* [WHAT YOU WILL DO]: When a line below contains the word "Abhishek", copy that line.

Start of SOURCE RECORDS

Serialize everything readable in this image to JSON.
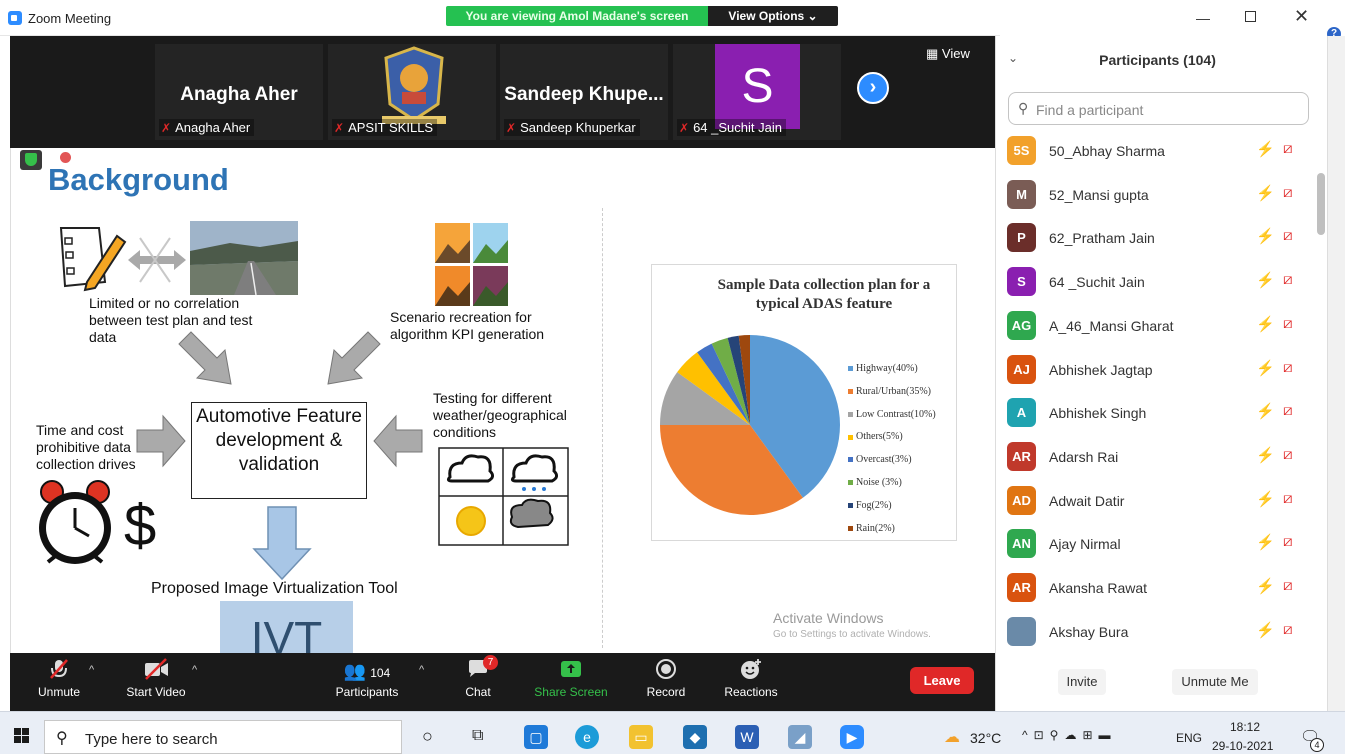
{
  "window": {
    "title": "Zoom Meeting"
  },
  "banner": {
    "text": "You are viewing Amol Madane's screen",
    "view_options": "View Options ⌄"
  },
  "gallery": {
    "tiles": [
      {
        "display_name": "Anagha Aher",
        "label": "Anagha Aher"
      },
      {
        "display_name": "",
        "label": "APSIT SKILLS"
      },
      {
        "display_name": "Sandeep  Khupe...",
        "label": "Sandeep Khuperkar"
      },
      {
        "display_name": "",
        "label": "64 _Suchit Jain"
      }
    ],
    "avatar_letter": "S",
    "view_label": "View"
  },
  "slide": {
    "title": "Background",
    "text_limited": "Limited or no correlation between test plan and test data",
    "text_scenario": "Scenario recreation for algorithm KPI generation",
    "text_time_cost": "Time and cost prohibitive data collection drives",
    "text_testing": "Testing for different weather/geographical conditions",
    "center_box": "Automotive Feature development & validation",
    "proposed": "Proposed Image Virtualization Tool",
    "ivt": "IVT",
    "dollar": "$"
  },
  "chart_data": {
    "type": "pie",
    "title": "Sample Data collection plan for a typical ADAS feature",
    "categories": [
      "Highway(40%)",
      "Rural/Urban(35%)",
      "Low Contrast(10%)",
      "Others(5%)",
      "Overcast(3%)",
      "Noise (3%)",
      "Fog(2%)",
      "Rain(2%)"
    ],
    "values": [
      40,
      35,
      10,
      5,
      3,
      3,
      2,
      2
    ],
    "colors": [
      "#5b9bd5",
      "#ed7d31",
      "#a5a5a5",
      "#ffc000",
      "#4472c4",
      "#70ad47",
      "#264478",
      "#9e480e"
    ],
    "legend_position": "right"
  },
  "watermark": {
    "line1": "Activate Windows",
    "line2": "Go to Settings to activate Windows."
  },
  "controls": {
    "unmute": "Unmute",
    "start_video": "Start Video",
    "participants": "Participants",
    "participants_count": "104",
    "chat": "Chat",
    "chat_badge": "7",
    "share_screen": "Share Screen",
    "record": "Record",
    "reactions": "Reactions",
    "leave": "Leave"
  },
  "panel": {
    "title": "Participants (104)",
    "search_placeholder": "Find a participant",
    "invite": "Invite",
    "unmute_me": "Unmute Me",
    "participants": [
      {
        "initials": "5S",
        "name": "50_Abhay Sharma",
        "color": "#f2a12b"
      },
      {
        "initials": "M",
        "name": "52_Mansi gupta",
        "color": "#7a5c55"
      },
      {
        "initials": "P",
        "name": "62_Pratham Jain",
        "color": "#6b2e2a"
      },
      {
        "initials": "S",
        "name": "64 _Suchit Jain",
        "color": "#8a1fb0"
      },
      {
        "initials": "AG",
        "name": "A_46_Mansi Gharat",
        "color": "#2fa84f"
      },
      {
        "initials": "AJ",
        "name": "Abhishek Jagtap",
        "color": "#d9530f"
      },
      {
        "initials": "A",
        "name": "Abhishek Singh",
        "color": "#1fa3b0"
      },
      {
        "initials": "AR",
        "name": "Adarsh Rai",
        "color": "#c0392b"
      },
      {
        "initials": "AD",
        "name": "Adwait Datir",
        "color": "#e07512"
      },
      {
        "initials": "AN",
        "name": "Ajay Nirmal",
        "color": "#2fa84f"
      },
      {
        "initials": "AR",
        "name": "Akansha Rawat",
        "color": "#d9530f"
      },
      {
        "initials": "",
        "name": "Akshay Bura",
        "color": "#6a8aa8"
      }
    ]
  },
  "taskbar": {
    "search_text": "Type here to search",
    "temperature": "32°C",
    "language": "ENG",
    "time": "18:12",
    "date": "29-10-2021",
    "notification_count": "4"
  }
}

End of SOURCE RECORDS

* [EXERCISE OUTPUT]:
        "name": "Abhishek Jagtap",
        "name": "Abhishek Singh",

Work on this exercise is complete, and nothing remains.